» Task data:

- - - -

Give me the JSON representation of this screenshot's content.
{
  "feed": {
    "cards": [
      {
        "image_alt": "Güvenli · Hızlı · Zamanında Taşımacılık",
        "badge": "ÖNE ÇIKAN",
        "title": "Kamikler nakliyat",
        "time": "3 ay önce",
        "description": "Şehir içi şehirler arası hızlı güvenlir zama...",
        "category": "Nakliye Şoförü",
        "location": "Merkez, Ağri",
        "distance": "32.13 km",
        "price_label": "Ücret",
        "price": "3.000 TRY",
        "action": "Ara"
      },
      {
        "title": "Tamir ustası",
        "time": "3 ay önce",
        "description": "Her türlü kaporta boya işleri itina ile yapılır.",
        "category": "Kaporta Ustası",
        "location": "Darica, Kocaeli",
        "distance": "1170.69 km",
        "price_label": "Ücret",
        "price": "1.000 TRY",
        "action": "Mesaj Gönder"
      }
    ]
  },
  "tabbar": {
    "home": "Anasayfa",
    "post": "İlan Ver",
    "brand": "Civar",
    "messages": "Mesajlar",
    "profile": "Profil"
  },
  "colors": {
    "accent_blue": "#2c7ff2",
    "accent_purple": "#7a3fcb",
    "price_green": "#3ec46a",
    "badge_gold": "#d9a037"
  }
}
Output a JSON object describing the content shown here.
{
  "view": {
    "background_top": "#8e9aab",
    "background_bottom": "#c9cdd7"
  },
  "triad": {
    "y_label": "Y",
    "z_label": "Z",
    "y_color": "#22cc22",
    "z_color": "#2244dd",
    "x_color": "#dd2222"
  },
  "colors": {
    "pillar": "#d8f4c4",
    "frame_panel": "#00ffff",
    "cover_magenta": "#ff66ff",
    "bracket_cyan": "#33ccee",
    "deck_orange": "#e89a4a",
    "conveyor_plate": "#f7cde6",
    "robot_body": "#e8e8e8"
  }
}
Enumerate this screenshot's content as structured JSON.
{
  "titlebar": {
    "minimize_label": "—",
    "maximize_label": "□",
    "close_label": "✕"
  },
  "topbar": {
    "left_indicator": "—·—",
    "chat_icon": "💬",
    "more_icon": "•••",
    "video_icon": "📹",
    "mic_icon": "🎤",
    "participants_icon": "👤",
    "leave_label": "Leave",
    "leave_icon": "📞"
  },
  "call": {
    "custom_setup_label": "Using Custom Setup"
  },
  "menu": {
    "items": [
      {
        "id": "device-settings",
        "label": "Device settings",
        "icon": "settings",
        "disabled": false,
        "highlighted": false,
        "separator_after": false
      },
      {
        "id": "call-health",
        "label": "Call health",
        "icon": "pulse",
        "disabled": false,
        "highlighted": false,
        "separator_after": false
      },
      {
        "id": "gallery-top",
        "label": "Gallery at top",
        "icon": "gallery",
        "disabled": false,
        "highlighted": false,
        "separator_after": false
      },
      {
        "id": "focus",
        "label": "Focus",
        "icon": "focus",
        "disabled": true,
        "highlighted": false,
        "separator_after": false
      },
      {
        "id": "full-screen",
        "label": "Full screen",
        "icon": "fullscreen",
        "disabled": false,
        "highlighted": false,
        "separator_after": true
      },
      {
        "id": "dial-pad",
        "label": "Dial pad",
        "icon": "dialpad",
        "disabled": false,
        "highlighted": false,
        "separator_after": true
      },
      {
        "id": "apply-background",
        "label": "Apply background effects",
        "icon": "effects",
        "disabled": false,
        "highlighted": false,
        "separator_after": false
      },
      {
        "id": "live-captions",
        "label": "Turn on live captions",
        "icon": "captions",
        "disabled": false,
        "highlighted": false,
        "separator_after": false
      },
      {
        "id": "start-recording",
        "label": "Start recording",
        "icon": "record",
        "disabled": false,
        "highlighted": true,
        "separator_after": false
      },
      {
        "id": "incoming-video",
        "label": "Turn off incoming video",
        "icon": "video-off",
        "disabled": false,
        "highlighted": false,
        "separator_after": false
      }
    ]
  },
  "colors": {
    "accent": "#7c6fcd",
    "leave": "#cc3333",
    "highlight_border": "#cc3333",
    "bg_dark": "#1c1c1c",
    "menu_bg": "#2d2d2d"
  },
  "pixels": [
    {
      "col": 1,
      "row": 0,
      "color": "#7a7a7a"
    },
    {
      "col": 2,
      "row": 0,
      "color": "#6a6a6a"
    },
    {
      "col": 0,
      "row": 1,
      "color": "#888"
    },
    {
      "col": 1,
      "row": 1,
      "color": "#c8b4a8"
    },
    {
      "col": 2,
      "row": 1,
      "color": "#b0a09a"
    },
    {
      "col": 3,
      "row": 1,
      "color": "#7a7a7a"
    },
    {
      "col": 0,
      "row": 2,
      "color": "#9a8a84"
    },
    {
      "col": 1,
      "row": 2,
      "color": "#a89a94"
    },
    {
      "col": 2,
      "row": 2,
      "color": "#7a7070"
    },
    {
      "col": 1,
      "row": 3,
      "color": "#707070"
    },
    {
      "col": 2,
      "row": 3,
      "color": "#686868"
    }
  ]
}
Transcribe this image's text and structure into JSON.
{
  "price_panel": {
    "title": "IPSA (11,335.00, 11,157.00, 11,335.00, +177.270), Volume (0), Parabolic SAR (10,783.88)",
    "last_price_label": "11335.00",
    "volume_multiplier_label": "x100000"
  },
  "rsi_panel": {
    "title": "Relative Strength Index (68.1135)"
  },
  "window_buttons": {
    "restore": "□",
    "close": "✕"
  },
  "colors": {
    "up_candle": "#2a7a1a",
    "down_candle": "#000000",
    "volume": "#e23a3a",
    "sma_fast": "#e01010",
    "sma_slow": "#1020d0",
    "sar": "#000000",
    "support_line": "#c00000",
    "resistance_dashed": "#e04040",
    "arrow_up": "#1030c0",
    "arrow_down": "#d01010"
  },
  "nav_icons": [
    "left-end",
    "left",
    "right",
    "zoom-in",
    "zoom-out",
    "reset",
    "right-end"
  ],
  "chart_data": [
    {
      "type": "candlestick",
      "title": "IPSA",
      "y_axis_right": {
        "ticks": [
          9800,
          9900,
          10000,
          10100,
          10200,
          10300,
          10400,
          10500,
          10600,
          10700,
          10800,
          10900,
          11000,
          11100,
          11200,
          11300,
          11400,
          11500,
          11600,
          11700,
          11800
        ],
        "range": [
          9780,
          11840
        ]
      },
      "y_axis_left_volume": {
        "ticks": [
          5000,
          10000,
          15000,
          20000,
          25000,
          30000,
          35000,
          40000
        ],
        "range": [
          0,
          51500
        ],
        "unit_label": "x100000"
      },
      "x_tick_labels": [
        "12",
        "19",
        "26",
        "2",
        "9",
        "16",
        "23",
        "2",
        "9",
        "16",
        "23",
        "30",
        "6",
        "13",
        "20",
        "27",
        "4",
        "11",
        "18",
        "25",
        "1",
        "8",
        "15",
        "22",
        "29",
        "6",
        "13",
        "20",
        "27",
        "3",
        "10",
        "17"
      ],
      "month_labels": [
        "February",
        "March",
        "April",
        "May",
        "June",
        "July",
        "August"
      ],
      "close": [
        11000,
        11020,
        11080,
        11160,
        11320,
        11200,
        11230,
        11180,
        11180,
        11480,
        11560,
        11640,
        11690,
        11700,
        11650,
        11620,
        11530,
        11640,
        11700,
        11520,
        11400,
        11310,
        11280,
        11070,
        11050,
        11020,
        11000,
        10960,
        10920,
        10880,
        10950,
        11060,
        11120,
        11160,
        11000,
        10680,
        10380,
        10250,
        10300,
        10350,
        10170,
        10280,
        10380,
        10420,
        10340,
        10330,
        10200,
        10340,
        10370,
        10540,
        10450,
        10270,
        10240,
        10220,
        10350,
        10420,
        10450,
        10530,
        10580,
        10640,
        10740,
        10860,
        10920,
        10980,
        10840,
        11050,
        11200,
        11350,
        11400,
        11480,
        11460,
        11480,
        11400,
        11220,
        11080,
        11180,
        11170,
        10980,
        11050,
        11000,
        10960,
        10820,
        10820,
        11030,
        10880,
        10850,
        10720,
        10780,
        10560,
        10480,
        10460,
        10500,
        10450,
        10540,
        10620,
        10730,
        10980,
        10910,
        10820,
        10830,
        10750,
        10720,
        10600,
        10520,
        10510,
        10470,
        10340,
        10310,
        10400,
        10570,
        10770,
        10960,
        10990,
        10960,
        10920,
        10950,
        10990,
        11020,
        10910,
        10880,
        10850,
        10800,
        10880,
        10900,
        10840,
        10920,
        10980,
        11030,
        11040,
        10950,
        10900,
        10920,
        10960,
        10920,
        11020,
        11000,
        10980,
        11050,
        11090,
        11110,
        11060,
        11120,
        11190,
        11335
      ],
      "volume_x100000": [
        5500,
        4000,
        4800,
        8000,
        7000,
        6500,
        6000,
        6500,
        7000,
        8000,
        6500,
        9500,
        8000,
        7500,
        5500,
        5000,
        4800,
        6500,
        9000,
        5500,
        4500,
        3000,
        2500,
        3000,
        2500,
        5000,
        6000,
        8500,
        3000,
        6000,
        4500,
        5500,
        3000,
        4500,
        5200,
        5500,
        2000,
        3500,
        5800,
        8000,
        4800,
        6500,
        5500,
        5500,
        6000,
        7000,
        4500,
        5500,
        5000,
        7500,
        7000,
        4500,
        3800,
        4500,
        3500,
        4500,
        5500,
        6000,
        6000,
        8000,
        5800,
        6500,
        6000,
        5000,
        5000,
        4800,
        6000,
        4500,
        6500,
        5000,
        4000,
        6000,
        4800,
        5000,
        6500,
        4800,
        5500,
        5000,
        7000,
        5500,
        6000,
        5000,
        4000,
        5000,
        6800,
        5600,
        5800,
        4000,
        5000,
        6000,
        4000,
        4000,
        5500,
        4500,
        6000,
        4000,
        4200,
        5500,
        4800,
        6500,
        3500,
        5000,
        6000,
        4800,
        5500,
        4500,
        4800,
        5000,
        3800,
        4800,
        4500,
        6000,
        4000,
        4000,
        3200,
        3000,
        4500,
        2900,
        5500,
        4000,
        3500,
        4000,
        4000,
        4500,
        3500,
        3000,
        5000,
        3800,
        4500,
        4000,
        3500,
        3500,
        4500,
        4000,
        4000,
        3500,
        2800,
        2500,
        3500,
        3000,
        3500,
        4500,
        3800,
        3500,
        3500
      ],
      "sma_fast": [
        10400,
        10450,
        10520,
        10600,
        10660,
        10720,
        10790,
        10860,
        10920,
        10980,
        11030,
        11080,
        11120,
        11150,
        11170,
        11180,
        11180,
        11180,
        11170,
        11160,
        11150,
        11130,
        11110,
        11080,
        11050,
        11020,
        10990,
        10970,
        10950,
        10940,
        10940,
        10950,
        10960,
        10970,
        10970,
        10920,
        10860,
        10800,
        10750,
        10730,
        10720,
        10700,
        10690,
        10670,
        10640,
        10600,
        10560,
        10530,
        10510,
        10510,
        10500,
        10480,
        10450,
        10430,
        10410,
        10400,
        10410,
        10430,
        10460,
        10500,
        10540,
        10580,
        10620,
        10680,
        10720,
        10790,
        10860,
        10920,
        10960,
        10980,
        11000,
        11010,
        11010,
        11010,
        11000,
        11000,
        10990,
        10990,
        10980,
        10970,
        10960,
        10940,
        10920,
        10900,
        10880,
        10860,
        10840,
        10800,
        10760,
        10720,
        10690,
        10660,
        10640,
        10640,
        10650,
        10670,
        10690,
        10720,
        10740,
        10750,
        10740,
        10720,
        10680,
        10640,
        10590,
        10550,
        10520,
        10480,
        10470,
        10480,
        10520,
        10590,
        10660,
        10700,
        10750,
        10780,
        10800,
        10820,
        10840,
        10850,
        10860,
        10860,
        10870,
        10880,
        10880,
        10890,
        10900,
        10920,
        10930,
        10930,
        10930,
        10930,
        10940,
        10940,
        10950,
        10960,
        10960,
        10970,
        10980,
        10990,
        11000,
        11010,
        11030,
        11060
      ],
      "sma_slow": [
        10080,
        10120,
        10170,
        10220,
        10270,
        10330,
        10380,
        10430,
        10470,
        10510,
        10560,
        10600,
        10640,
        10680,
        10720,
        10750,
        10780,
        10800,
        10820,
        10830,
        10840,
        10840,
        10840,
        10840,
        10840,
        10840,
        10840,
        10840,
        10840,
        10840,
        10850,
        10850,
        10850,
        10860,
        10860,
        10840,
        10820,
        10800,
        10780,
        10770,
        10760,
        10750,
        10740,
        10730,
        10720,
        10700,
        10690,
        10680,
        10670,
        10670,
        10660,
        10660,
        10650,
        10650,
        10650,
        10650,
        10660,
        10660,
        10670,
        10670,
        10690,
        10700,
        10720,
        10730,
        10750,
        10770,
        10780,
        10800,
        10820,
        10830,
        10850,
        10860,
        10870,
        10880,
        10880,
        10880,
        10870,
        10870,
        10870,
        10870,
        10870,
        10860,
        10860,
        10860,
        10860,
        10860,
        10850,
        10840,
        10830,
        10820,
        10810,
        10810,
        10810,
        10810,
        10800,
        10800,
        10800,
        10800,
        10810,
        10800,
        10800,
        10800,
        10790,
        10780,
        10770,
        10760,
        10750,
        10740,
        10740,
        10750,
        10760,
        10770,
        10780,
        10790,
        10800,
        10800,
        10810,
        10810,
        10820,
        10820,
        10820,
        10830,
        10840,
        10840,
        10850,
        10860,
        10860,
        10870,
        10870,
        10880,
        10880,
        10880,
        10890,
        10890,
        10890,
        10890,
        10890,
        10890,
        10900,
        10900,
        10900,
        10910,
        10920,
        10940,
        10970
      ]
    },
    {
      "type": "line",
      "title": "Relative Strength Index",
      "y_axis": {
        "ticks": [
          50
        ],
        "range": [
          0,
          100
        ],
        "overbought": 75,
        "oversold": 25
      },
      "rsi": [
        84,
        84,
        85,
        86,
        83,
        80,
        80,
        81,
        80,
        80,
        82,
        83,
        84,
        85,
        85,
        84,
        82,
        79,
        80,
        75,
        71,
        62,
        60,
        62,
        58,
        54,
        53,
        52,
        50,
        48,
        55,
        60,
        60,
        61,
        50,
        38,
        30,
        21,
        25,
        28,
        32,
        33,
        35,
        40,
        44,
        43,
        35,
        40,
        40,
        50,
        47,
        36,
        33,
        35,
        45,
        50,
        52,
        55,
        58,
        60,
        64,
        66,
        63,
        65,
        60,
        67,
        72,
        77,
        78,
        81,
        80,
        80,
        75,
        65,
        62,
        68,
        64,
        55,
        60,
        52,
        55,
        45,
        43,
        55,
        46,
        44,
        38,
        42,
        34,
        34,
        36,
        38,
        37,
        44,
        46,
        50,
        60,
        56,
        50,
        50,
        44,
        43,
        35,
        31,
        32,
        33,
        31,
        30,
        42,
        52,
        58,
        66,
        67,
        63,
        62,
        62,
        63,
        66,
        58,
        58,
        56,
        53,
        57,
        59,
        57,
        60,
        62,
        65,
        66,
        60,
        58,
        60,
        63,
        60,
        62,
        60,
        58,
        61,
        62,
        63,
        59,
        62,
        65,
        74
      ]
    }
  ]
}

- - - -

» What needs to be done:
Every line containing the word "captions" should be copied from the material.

» Exercise result:
        "id": "live-captions",
        "label": "Turn on live captions",
        "icon": "captions",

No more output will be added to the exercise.